AB - It is well known that sodium sulfate causes salt crystallization damage in building materials and rocks. However since the early 1900s the existence of the metastable heptahydrate has been largely forgotten and almost entirely overlooked in scientific publications on salt damage mechanics and on terrestrial and planetary geochemistry. We use hard synchrotron x-rays to detect the formation of this metastable heptahydrate on cooling a porous calcium silicate material saturated with sodium sulfate solution. The heptahydrate persists indefinitely and transforms to mirabilite only below 0 ◦C. At the transformation, which is rapid, the solution is highly supersaturated with respect to mirabilite. We estimate that crystallization of the heptahydrate and of mirabilite have associated Correns pressures of about 9 and 19MPa, respectively, exceeding the tensile strength of building stones. We detect lattice strains in the salts from x-ray measurements consistent with these values.

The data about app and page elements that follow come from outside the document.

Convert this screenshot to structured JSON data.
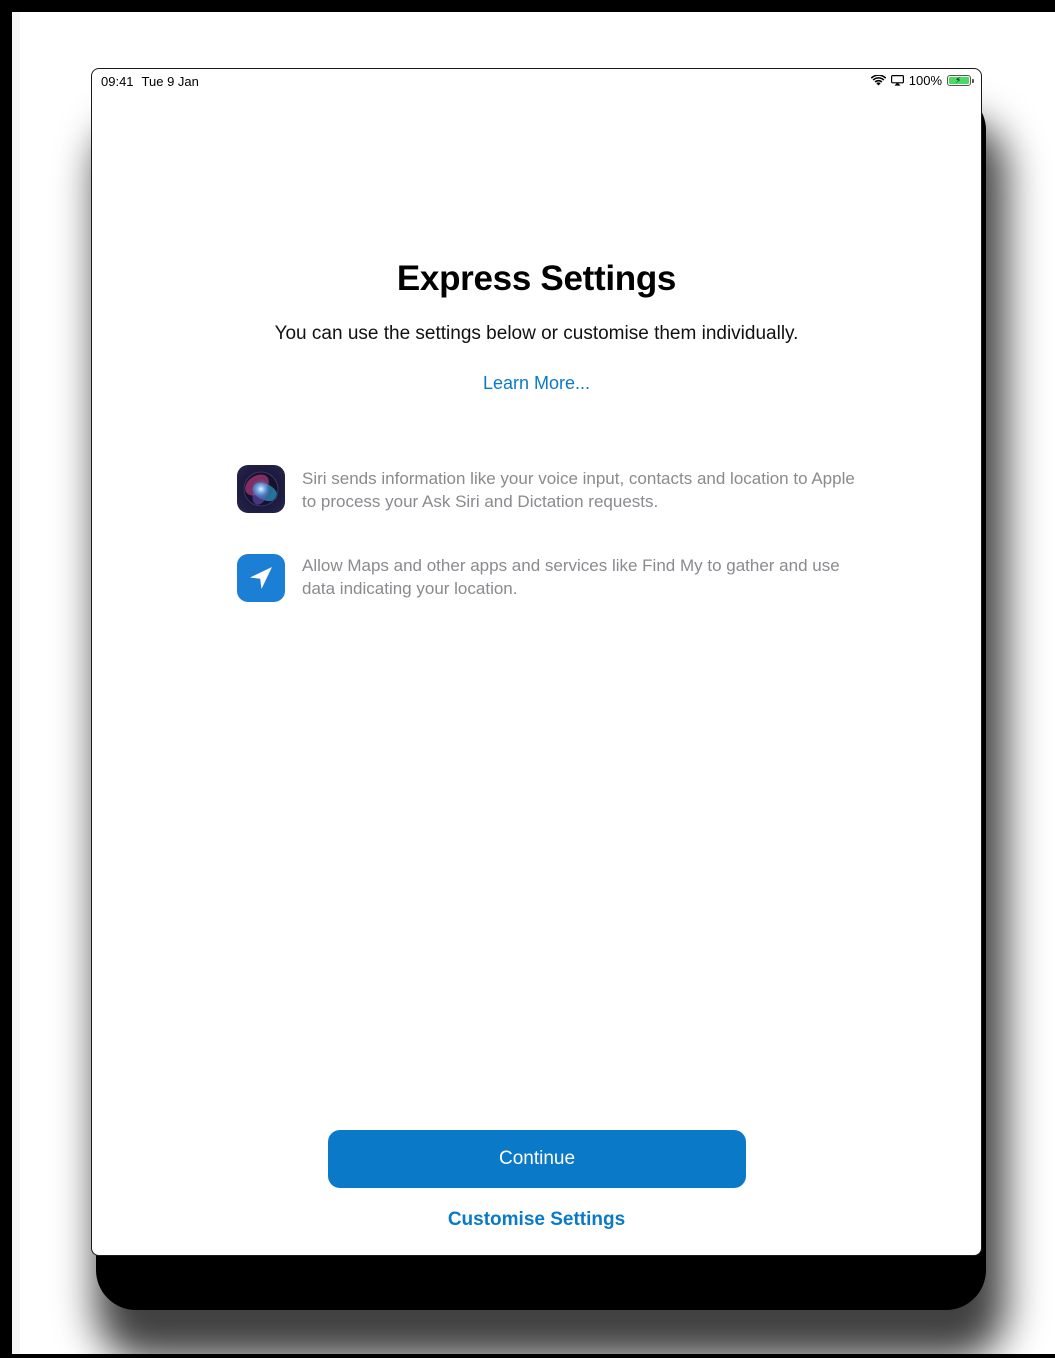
{
  "status_bar": {
    "time": "09:41",
    "date": "Tue 9 Jan",
    "battery_percent": "100%",
    "battery_level": 1.0,
    "battery_color": "#4cd964",
    "icons": [
      "wifi-icon",
      "airplay-icon",
      "battery-charging-icon"
    ]
  },
  "page": {
    "title": "Express Settings",
    "subtitle": "You can use the settings below or customise them individually.",
    "learn_more": "Learn More..."
  },
  "info_items": [
    {
      "icon": "siri-icon",
      "text": "Siri sends information like your voice input, contacts and location to Apple to process your Ask Siri and Dictation requests."
    },
    {
      "icon": "location-arrow-icon",
      "text": "Allow Maps and other apps and services like Find My to gather and use data indicating your location."
    }
  ],
  "actions": {
    "continue_label": "Continue",
    "customise_label": "Customise Settings"
  },
  "colors": {
    "accent": "#0a7ac8",
    "secondary_text": "#8a8a8f",
    "location_icon_bg": "#1b7fd6"
  }
}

KW - porus material

KW - engineering

KW - salt crystallization damage

KW - building materials

U2 - 10.1088/0022-3727/41/21/212002

DO - 10.1088/0022-3727/41/21/212002

M3 - Article

VL - 41

JO - Journal of Physics D: Applied Physics

JF - Journal of Physics D: Applied Physics

SN - 0022-3727

IS - 21

M1 - 212002

ER -